Task instructions: Only the lines with "wait" in the entries below belong in the answer; please copy them.

** Opening Entries supplied block **

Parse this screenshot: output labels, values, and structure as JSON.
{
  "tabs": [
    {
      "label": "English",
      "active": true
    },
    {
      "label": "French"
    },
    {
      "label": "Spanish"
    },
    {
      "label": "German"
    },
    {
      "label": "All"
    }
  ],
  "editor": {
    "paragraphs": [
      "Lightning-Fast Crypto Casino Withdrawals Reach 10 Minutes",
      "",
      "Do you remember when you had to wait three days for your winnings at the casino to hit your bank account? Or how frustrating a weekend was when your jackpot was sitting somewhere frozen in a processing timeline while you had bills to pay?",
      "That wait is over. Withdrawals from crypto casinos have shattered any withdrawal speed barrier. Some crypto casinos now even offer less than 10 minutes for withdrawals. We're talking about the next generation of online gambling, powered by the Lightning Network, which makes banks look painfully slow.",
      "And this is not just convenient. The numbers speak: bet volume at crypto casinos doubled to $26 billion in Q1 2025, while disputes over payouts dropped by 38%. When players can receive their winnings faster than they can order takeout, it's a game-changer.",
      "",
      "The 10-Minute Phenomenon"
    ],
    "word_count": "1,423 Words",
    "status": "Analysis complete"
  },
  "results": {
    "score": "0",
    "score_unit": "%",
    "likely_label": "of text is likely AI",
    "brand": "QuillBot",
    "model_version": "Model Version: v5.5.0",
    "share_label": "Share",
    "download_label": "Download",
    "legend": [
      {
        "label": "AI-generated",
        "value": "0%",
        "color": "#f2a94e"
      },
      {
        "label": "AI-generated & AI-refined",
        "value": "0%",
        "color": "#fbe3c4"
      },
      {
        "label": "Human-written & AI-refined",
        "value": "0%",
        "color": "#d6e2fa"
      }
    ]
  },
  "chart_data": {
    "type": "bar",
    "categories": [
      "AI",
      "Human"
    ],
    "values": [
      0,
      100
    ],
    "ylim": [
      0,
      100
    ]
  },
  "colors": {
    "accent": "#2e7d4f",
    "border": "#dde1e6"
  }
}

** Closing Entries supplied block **

Solution below:
      "Do you remember when you had to wait three days for your winnings at the casino to hit your bank account? Or how frustrating a weekend was when your jackpot was sitting somewhere frozen in a processing timeline while you had bills to pay?",
      "That wait is over. Withdrawals from crypto casinos have shattered any withdrawal speed barrier. Some crypto casinos now even offer less than 10 minutes for withdrawals. We're talking about the next generation of online gambling, powered by the Lightning Network, which makes banks look painfully slow.",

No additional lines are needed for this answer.